▶ **INPUT FOR THIS TASK**:
————————

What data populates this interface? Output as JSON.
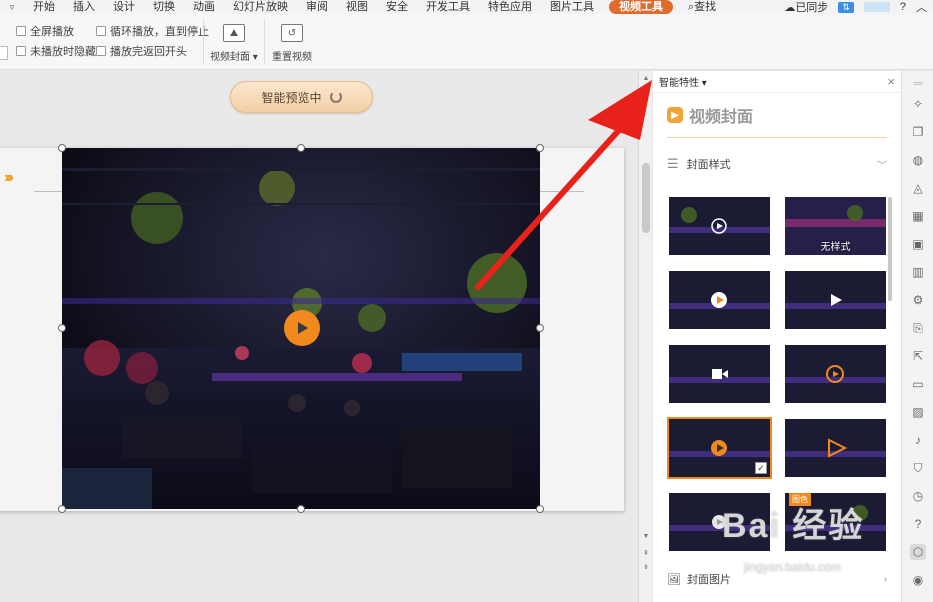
{
  "menu": {
    "items": [
      "开始",
      "插入",
      "设计",
      "切换",
      "动画",
      "幻灯片放映",
      "审阅",
      "视图",
      "安全",
      "开发工具",
      "特色应用",
      "图片工具"
    ],
    "active_tab": "视频工具",
    "search": "查找",
    "sync": "已同步",
    "help": "?"
  },
  "ribbon": {
    "fullscreen_play": "全屏播放",
    "loop_play": "循环播放，直到停止",
    "hide_when_not_playing": "未播放时隐藏",
    "rewind_after_play": "播放完返回开头",
    "video_cover": "视频封面",
    "reset_video": "重置视频"
  },
  "workspace": {
    "preview_button": "智能预览中"
  },
  "pane": {
    "header": "智能特性",
    "title": "视频封面",
    "section_label": "封面样式",
    "thumbnails": [
      {
        "label": "",
        "style": "circle-play"
      },
      {
        "label": "无样式",
        "style": "none"
      },
      {
        "label": "",
        "style": "orange-circle-play"
      },
      {
        "label": "",
        "style": "white-triangle"
      },
      {
        "label": "",
        "style": "camera"
      },
      {
        "label": "",
        "style": "orange-ring"
      },
      {
        "label": "",
        "style": "orange-speech-play",
        "checked": "✓"
      },
      {
        "label": "",
        "style": "outline-triangle"
      },
      {
        "label": "",
        "style": "circle-play-small"
      },
      {
        "label": "",
        "style": "tagged",
        "tag": "图色"
      }
    ],
    "bottom_label": "封面图片"
  },
  "watermark": {
    "main": "Bai 经验",
    "sub": "jingyan.baidu.com"
  },
  "colors": {
    "accent": "#f08a1e",
    "active_tab": "#e06b2f",
    "arrow": "#e8221b"
  }
}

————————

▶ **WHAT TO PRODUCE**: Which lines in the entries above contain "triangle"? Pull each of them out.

▶ **RESPONSE TO THE EXERCISE**:
        "style": "white-triangle"
        "style": "outline-triangle"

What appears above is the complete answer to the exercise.